[Work instruction]: Word for word, reproduce every record in the listing below.

##########

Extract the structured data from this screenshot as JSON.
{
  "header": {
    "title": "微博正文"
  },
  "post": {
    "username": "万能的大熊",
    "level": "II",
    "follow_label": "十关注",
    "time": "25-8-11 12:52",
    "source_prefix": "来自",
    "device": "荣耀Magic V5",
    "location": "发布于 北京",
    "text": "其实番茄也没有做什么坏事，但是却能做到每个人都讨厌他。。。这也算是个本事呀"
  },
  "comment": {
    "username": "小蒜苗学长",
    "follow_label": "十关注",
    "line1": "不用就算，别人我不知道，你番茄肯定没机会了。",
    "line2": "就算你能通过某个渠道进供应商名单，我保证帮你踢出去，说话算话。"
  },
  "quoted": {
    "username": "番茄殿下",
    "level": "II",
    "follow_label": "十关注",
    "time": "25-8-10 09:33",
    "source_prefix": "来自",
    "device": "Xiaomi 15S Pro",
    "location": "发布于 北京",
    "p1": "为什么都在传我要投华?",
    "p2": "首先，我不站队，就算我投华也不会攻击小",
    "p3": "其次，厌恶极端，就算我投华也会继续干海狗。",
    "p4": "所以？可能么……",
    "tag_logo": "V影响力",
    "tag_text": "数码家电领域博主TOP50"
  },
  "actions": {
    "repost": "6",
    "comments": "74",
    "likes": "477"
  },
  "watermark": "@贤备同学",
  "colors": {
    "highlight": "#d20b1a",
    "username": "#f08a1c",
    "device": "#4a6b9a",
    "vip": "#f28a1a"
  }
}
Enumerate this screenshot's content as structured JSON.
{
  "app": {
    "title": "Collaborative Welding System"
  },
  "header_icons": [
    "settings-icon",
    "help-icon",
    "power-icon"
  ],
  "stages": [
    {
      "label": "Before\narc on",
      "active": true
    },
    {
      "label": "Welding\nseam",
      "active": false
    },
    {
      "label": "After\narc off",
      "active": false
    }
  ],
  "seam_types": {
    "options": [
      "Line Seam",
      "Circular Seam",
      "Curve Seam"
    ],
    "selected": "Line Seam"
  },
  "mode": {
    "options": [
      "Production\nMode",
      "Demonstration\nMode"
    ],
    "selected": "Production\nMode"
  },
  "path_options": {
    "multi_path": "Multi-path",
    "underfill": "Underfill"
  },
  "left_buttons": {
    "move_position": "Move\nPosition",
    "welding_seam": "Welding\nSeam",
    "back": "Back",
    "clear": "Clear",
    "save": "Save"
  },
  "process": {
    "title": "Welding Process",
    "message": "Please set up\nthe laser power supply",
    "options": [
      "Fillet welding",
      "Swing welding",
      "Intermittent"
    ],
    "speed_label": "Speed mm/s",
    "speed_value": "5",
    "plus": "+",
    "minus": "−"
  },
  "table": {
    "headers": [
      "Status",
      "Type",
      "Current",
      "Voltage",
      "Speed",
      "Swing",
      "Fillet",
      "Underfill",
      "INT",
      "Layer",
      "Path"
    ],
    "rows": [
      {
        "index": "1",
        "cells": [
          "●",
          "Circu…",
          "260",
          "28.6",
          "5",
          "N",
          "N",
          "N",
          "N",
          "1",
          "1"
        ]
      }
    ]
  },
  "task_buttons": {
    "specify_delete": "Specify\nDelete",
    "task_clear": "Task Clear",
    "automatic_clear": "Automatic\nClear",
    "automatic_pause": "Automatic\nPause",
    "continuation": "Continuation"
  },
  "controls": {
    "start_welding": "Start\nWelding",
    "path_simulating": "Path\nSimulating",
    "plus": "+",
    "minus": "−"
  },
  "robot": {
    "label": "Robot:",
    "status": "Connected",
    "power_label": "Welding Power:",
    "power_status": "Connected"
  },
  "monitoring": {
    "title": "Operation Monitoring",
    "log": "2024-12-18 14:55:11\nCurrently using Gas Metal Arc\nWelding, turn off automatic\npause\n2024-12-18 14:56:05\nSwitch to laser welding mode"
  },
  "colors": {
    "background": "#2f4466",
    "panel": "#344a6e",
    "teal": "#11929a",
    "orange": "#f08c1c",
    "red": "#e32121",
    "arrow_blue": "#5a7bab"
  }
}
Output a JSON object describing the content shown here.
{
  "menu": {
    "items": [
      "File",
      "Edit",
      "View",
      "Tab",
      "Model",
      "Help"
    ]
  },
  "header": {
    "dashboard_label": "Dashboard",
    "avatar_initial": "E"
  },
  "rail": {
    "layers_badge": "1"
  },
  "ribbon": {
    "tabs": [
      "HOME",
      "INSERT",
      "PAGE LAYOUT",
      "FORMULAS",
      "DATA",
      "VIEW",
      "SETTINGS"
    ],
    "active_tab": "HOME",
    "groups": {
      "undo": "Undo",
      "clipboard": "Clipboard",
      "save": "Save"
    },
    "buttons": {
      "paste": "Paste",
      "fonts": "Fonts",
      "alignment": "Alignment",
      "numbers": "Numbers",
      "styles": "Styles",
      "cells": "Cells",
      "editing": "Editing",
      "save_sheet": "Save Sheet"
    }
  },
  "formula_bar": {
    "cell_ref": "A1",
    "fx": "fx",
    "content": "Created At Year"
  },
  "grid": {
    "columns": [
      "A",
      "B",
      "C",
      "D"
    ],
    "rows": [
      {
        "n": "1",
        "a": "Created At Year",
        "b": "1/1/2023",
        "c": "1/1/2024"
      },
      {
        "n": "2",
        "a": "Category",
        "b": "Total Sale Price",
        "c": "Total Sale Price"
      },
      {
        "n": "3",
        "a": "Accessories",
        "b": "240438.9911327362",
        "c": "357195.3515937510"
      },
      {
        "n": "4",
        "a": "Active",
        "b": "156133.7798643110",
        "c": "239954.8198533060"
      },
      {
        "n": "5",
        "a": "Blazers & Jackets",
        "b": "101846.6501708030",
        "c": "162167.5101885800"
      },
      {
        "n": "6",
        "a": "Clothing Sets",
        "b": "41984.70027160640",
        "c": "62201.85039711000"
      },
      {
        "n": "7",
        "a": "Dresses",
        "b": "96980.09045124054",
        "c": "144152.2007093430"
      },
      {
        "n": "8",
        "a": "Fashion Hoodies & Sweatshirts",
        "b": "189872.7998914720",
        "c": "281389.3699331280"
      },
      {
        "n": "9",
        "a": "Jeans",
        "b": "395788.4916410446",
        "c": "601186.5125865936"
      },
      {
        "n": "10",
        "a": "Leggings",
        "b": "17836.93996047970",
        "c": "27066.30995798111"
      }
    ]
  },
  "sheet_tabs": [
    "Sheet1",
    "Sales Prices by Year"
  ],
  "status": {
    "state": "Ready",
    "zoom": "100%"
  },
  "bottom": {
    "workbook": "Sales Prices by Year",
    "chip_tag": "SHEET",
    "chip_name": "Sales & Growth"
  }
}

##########

[Answer space]:
Extract the structured data from this screenshot as JSON.
{
  "header": {
    "title": "微博正文"
  },
  "post": {
    "username": "万能的大熊",
    "level": "II",
    "follow_label": "十关注",
    "time": "25-8-11 12:52",
    "source_prefix": "来自",
    "device": "荣耀Magic V5",
    "location": "发布于 北京",
    "text": "其实番茄也没有做什么坏事，但是却能做到每个人都讨厌他。。。这也算是个本事呀"
  },
  "comment": {
    "username": "小蒜苗学长",
    "follow_label": "十关注",
    "line1": "不用就算，别人我不知道，你番茄肯定没机会了。",
    "line2": "就算你能通过某个渠道进供应商名单，我保证帮你踢出去，说话算话。"
  },
  "quoted": {
    "username": "番茄殿下",
    "level": "II",
    "follow_label": "十关注",
    "time": "25-8-10 09:33",
    "source_prefix": "来自",
    "device": "Xiaomi 15S Pro",
    "location": "发布于 北京",
    "p1": "为什么都在传我要投华?",
    "p2": "首先，我不站队，就算我投华也不会攻击小",
    "p3": "其次，厌恶极端，就算我投华也会继续干海狗。",
    "p4": "所以？可能么……",
    "tag_logo": "V影响力",
    "tag_text": "数码家电领域博主TOP50"
  },
  "actions": {
    "repost": "6",
    "comments": "74",
    "likes": "477"
  },
  "watermark": "@贤备同学",
  "colors": {
    "highlight": "#d20b1a",
    "username": "#f08a1c",
    "device": "#4a6b9a",
    "vip": "#f28a1a"
  }
}
Enumerate this screenshot's content as structured JSON.
{
  "app": {
    "title": "Collaborative Welding System"
  },
  "header_icons": [
    "settings-icon",
    "help-icon",
    "power-icon"
  ],
  "stages": [
    {
      "label": "Before\narc on",
      "active": true
    },
    {
      "label": "Welding\nseam",
      "active": false
    },
    {
      "label": "After\narc off",
      "active": false
    }
  ],
  "seam_types": {
    "options": [
      "Line Seam",
      "Circular Seam",
      "Curve Seam"
    ],
    "selected": "Line Seam"
  },
  "mode": {
    "options": [
      "Production\nMode",
      "Demonstration\nMode"
    ],
    "selected": "Production\nMode"
  },
  "path_options": {
    "multi_path": "Multi-path",
    "underfill": "Underfill"
  },
  "left_buttons": {
    "move_position": "Move\nPosition",
    "welding_seam": "Welding\nSeam",
    "back": "Back",
    "clear": "Clear",
    "save": "Save"
  },
  "process": {
    "title": "Welding Process",
    "message": "Please set up\nthe laser power supply",
    "options": [
      "Fillet welding",
      "Swing welding",
      "Intermittent"
    ],
    "speed_label": "Speed mm/s",
    "speed_value": "5",
    "plus": "+",
    "minus": "−"
  },
  "table": {
    "headers": [
      "Status",
      "Type",
      "Current",
      "Voltage",
      "Speed",
      "Swing",
      "Fillet",
      "Underfill",
      "INT",
      "Layer",
      "Path"
    ],
    "rows": [
      {
        "index": "1",
        "cells": [
          "●",
          "Circu…",
          "260",
          "28.6",
          "5",
          "N",
          "N",
          "N",
          "N",
          "1",
          "1"
        ]
      }
    ]
  },
  "task_buttons": {
    "specify_delete": "Specify\nDelete",
    "task_clear": "Task Clear",
    "automatic_clear": "Automatic\nClear",
    "automatic_pause": "Automatic\nPause",
    "continuation": "Continuation"
  },
  "controls": {
    "start_welding": "Start\nWelding",
    "path_simulating": "Path\nSimulating",
    "plus": "+",
    "minus": "−"
  },
  "robot": {
    "label": "Robot:",
    "status": "Connected",
    "power_label": "Welding Power:",
    "power_status": "Connected"
  },
  "monitoring": {
    "title": "Operation Monitoring",
    "log": "2024-12-18 14:55:11\nCurrently using Gas Metal Arc\nWelding, turn off automatic\npause\n2024-12-18 14:56:05\nSwitch to laser welding mode"
  },
  "colors": {
    "background": "#2f4466",
    "panel": "#344a6e",
    "teal": "#11929a",
    "orange": "#f08c1c",
    "red": "#e32121",
    "arrow_blue": "#5a7bab"
  }
}
Output a JSON object describing the content shown here.
{
  "menu": {
    "items": [
      "File",
      "Edit",
      "View",
      "Tab",
      "Model",
      "Help"
    ]
  },
  "header": {
    "dashboard_label": "Dashboard",
    "avatar_initial": "E"
  },
  "rail": {
    "layers_badge": "1"
  },
  "ribbon": {
    "tabs": [
      "HOME",
      "INSERT",
      "PAGE LAYOUT",
      "FORMULAS",
      "DATA",
      "VIEW",
      "SETTINGS"
    ],
    "active_tab": "HOME",
    "groups": {
      "undo": "Undo",
      "clipboard": "Clipboard",
      "save": "Save"
    },
    "buttons": {
      "paste": "Paste",
      "fonts": "Fonts",
      "alignment": "Alignment",
      "numbers": "Numbers",
      "styles": "Styles",
      "cells": "Cells",
      "editing": "Editing",
      "save_sheet": "Save Sheet"
    }
  },
  "formula_bar": {
    "cell_ref": "A1",
    "fx": "fx",
    "content": "Created At Year"
  },
  "grid": {
    "columns": [
      "A",
      "B",
      "C",
      "D"
    ],
    "rows": [
      {
        "n": "1",
        "a": "Created At Year",
        "b": "1/1/2023",
        "c": "1/1/2024"
      },
      {
        "n": "2",
        "a": "Category",
        "b": "Total Sale Price",
        "c": "Total Sale Price"
      },
      {
        "n": "3",
        "a": "Accessories",
        "b": "240438.9911327362",
        "c": "357195.3515937510"
      },
      {
        "n": "4",
        "a": "Active",
        "b": "156133.7798643110",
        "c": "239954.8198533060"
      },
      {
        "n": "5",
        "a": "Blazers & Jackets",
        "b": "101846.6501708030",
        "c": "162167.5101885800"
      },
      {
        "n": "6",
        "a": "Clothing Sets",
        "b": "41984.70027160640",
        "c": "62201.85039711000"
      },
      {
        "n": "7",
        "a": "Dresses",
        "b": "96980.09045124054",
        "c": "144152.2007093430"
      },
      {
        "n": "8",
        "a": "Fashion Hoodies & Sweatshirts",
        "b": "189872.7998914720",
        "c": "281389.3699331280"
      },
      {
        "n": "9",
        "a": "Jeans",
        "b": "395788.4916410446",
        "c": "601186.5125865936"
      },
      {
        "n": "10",
        "a": "Leggings",
        "b": "17836.93996047970",
        "c": "27066.30995798111"
      }
    ]
  },
  "sheet_tabs": [
    "Sheet1",
    "Sales Prices by Year"
  ],
  "status": {
    "state": "Ready",
    "zoom": "100%"
  },
  "bottom": {
    "workbook": "Sales Prices by Year",
    "chip_tag": "SHEET",
    "chip_name": "Sales & Growth"
  }
}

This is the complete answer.